My cartridge cases have the following sizes:
These cases accept 40 grains of 2Fg black powder and a 14.2 mm round ball. The plastic and brass cases bought from Lodgewood accept a bit more powder, as the wall of these cartridges are a bit thinner. Their capacity is cca 44-45 grains. The bore measures .543” between the lands and .561” in the grooves, meaning that the 14.2 mm (.559”) lead round balls shall have a near complete fill in the grooves resulting a gas tight seal and a good grip of the rifling on the projectile. These round balls fit well into the mouth of my cases; with a little pressure they stay in place securely. After the cases were filled with black powder and ball, I dip lubed the cartridges using a mix of 8 parts tallow, 2 parts beeswax and a little synthetic engine oil.
The cartridges I used are of course not proper reproductions of the cartridges of the civil war time, and we cannot be sure weather the same accuracy can be obtained with the original service cartridges or not. The accuracy is dependent on such factors as the quality and quantity of powder, the specifications of the case, the form, weigh and diameter of the projectile and the lubrication.
The operation of the rifle is excellent. Both the brass and plastic cases are easy to remove from the chamber. In fact, my heavier turned cases fall out of the chamber opening the breech. The breech itself is completely gas tight. You don’t have a problem here, like in the case of the percussion Sharps rifles with burning gases escaping at the joint of the breech and barrel. The recoil is minimal, and the rifle is a tack driver. It is not a challenge to but the balls into the same hole at a distance of 30 meters. The muzzle velocity of the projectile was between 318-323 m/s or 1043-1059 f/s, delivering 851-879 J of muzzle energy.
Increasing the power of the shot is only possible if we can avoid using the limited quantity cases. But we have a large gap between the breech and bore we have to fill with something. There is a solution for this also: by cutting the base of a case you can create a collar that fills the gap and seals your action. This will increase your powder capacity to cca 65 grains.
The Burnside is an excellent piece of history and although it delivers much less killing powder than a rifle musket, it was a well designed and useful arm. The action is simple and reliable, easy to operate even on horseback. Being the first US martial arm to fire a metallic cartridge, it plays an important part in firearms history. The externally primed breech loading rifles vanished quickly, as from the second d half of the 1860s all major military powders were moving towards self-contained cartridges uniting primer, powder, bullet in a metallic case. But what the heck. This rifle still looks so pretty, we have to use it.

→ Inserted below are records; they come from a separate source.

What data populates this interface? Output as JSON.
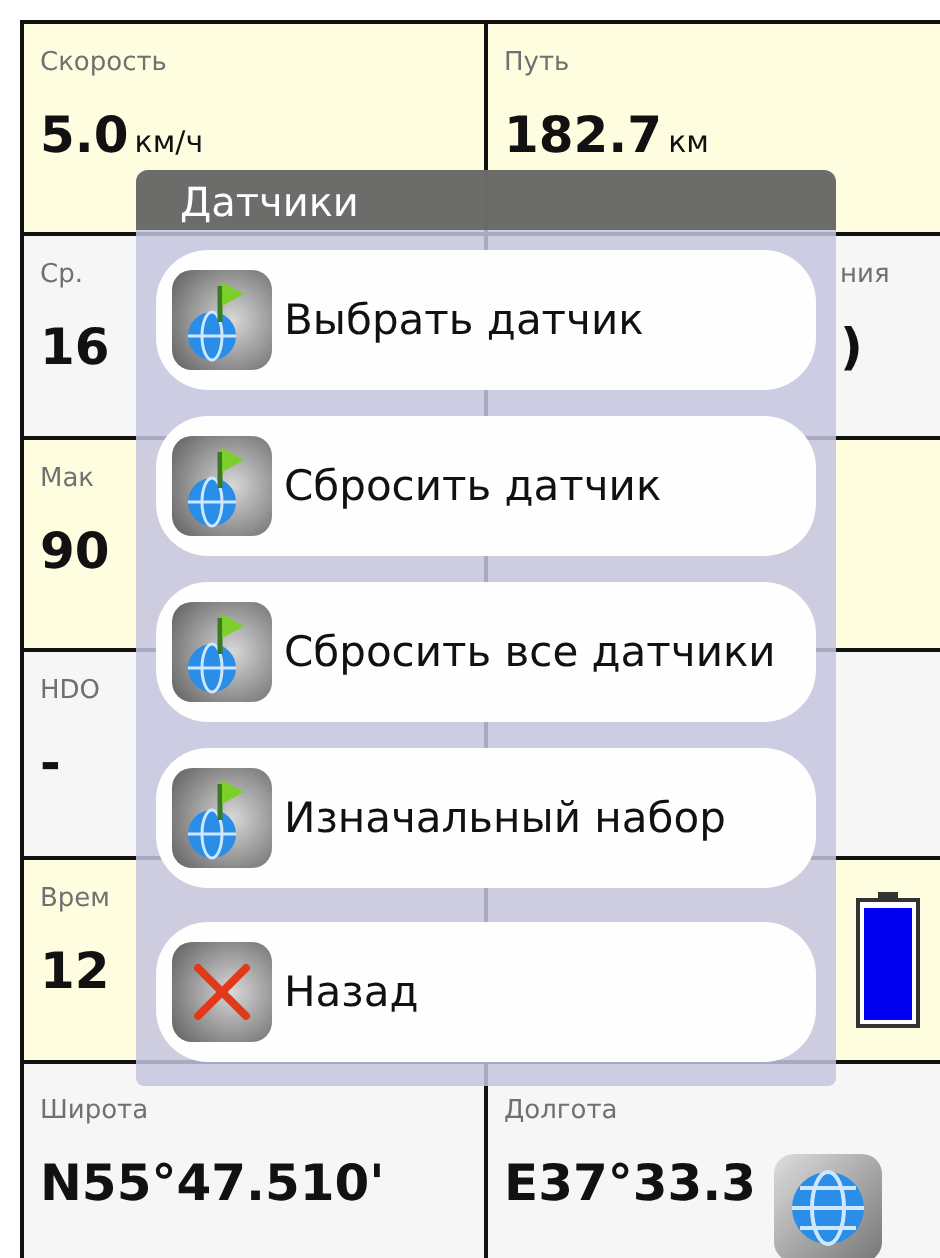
{
  "cells": [
    {
      "label": "Скорость",
      "value": "5.0",
      "unit": "км/ч"
    },
    {
      "label": "Путь",
      "value": "182.7",
      "unit": "км"
    },
    {
      "label": "Ср.",
      "value": "16"
    },
    {
      "label": "ния",
      "value": ")",
      "kind": "peek"
    },
    {
      "label": "Мак",
      "value": "90"
    },
    {
      "kind": "blank"
    },
    {
      "label": "HDO",
      "value": "-"
    },
    {
      "kind": "battery"
    },
    {
      "label": "Врем",
      "value": "12"
    },
    {
      "kind": "battery-icon"
    },
    {
      "label": "Широта",
      "value": "N55°47.510'"
    },
    {
      "label": "Долгота",
      "value": "E37°33.3",
      "kind": "globe"
    }
  ],
  "popup": {
    "title": "Датчики",
    "items": [
      {
        "label": "Выбрать датчик",
        "kind": "sensor"
      },
      {
        "label": "Сбросить датчик",
        "kind": "sensor"
      },
      {
        "label": "Сбросить все датчики",
        "kind": "sensor"
      },
      {
        "label": "Изначальный набор",
        "kind": "sensor"
      },
      {
        "label": "Назад",
        "kind": "back"
      }
    ]
  }
}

Balazs Nemeth, November 2020
Schiffers, Peter: Civil War Carbines. Mowbray Publishers, 2008.
Thomas, Dean S.: Round Ball to Rimfire, Part two. Thomas Publications, 2002.
Bilby, Joseph G.: Civil War Firearms. Combined Publishing, 1999.
Walter, John: Weapons of the Civil War Cavalryman. Osprey, 2020.